What to produce:
Return all the records, each one exactly as given.

Stored dataset items:
********************

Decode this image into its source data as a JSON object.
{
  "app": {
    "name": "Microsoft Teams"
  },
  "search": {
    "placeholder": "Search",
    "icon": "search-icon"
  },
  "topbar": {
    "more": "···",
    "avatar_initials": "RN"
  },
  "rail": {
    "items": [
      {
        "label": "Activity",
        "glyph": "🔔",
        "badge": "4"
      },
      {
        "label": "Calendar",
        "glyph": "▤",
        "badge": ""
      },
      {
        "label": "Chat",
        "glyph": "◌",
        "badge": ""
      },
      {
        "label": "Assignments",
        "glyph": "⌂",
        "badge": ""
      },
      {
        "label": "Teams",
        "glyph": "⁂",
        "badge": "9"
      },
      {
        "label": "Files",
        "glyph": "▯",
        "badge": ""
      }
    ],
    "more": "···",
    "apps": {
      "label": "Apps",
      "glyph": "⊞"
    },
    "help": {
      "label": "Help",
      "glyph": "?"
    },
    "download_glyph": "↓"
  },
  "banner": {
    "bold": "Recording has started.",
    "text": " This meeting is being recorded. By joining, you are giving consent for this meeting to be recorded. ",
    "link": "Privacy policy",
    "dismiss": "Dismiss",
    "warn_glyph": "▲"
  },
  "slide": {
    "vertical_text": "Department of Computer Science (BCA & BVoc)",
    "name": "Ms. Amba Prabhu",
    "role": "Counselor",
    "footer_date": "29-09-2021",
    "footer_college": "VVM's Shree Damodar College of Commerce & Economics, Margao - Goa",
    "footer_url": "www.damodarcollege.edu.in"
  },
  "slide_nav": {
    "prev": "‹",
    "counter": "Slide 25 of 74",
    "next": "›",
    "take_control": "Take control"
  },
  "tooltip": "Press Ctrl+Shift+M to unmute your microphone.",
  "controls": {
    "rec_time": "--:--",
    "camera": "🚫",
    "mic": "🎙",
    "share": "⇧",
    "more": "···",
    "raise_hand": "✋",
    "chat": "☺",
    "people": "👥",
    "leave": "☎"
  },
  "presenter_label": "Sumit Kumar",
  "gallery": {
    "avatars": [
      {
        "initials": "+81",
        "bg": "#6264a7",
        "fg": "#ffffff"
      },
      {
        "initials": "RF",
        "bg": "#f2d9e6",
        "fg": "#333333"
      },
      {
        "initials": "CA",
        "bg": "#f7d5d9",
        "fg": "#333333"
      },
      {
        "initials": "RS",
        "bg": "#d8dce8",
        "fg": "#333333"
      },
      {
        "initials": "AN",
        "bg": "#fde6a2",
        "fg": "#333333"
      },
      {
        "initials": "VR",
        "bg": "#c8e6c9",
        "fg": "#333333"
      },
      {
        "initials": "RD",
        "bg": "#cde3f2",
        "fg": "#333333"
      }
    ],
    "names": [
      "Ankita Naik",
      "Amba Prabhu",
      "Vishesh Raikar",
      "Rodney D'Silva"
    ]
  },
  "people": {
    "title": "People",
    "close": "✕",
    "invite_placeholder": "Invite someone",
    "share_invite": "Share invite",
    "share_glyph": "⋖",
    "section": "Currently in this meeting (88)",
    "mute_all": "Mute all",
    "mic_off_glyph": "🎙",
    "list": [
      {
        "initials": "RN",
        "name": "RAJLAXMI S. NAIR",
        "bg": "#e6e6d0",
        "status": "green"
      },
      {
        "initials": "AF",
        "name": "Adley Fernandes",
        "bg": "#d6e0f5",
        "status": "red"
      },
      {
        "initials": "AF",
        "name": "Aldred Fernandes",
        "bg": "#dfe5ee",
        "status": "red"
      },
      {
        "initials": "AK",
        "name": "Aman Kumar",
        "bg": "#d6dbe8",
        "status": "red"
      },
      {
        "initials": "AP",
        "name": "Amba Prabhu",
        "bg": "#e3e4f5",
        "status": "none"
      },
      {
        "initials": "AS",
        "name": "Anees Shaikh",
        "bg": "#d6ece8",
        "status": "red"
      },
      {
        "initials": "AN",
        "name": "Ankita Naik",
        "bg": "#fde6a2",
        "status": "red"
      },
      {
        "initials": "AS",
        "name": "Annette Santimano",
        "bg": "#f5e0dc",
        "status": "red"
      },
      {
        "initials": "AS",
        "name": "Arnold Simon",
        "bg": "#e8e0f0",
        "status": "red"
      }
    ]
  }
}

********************

Completed task:
Decode this image into its source data as a JSON object.
{
  "app": {
    "name": "Microsoft Teams"
  },
  "search": {
    "placeholder": "Search",
    "icon": "search-icon"
  },
  "topbar": {
    "more": "···",
    "avatar_initials": "RN"
  },
  "rail": {
    "items": [
      {
        "label": "Activity",
        "glyph": "🔔",
        "badge": "4"
      },
      {
        "label": "Calendar",
        "glyph": "▤",
        "badge": ""
      },
      {
        "label": "Chat",
        "glyph": "◌",
        "badge": ""
      },
      {
        "label": "Assignments",
        "glyph": "⌂",
        "badge": ""
      },
      {
        "label": "Teams",
        "glyph": "⁂",
        "badge": "9"
      },
      {
        "label": "Files",
        "glyph": "▯",
        "badge": ""
      }
    ],
    "more": "···",
    "apps": {
      "label": "Apps",
      "glyph": "⊞"
    },
    "help": {
      "label": "Help",
      "glyph": "?"
    },
    "download_glyph": "↓"
  },
  "banner": {
    "bold": "Recording has started.",
    "text": " This meeting is being recorded. By joining, you are giving consent for this meeting to be recorded. ",
    "link": "Privacy policy",
    "dismiss": "Dismiss",
    "warn_glyph": "▲"
  },
  "slide": {
    "vertical_text": "Department of Computer Science (BCA & BVoc)",
    "name": "Ms. Amba Prabhu",
    "role": "Counselor",
    "footer_date": "29-09-2021",
    "footer_college": "VVM's Shree Damodar College of Commerce & Economics, Margao - Goa",
    "footer_url": "www.damodarcollege.edu.in"
  },
  "slide_nav": {
    "prev": "‹",
    "counter": "Slide 25 of 74",
    "next": "›",
    "take_control": "Take control"
  },
  "tooltip": "Press Ctrl+Shift+M to unmute your microphone.",
  "controls": {
    "rec_time": "--:--",
    "camera": "🚫",
    "mic": "🎙",
    "share": "⇧",
    "more": "···",
    "raise_hand": "✋",
    "chat": "☺",
    "people": "👥",
    "leave": "☎"
  },
  "presenter_label": "Sumit Kumar",
  "gallery": {
    "avatars": [
      {
        "initials": "+81",
        "bg": "#6264a7",
        "fg": "#ffffff"
      },
      {
        "initials": "RF",
        "bg": "#f2d9e6",
        "fg": "#333333"
      },
      {
        "initials": "CA",
        "bg": "#f7d5d9",
        "fg": "#333333"
      },
      {
        "initials": "RS",
        "bg": "#d8dce8",
        "fg": "#333333"
      },
      {
        "initials": "AN",
        "bg": "#fde6a2",
        "fg": "#333333"
      },
      {
        "initials": "VR",
        "bg": "#c8e6c9",
        "fg": "#333333"
      },
      {
        "initials": "RD",
        "bg": "#cde3f2",
        "fg": "#333333"
      }
    ],
    "names": [
      "Ankita Naik",
      "Amba Prabhu",
      "Vishesh Raikar",
      "Rodney D'Silva"
    ]
  },
  "people": {
    "title": "People",
    "close": "✕",
    "invite_placeholder": "Invite someone",
    "share_invite": "Share invite",
    "share_glyph": "⋖",
    "section": "Currently in this meeting (88)",
    "mute_all": "Mute all",
    "mic_off_glyph": "🎙",
    "list": [
      {
        "initials": "RN",
        "name": "RAJLAXMI S. NAIR",
        "bg": "#e6e6d0",
        "status": "green"
      },
      {
        "initials": "AF",
        "name": "Adley Fernandes",
        "bg": "#d6e0f5",
        "status": "red"
      },
      {
        "initials": "AF",
        "name": "Aldred Fernandes",
        "bg": "#dfe5ee",
        "status": "red"
      },
      {
        "initials": "AK",
        "name": "Aman Kumar",
        "bg": "#d6dbe8",
        "status": "red"
      },
      {
        "initials": "AP",
        "name": "Amba Prabhu",
        "bg": "#e3e4f5",
        "status": "none"
      },
      {
        "initials": "AS",
        "name": "Anees Shaikh",
        "bg": "#d6ece8",
        "status": "red"
      },
      {
        "initials": "AN",
        "name": "Ankita Naik",
        "bg": "#fde6a2",
        "status": "red"
      },
      {
        "initials": "AS",
        "name": "Annette Santimano",
        "bg": "#f5e0dc",
        "status": "red"
      },
      {
        "initials": "AS",
        "name": "Arnold Simon",
        "bg": "#e8e0f0",
        "status": "red"
      }
    ]
  }
}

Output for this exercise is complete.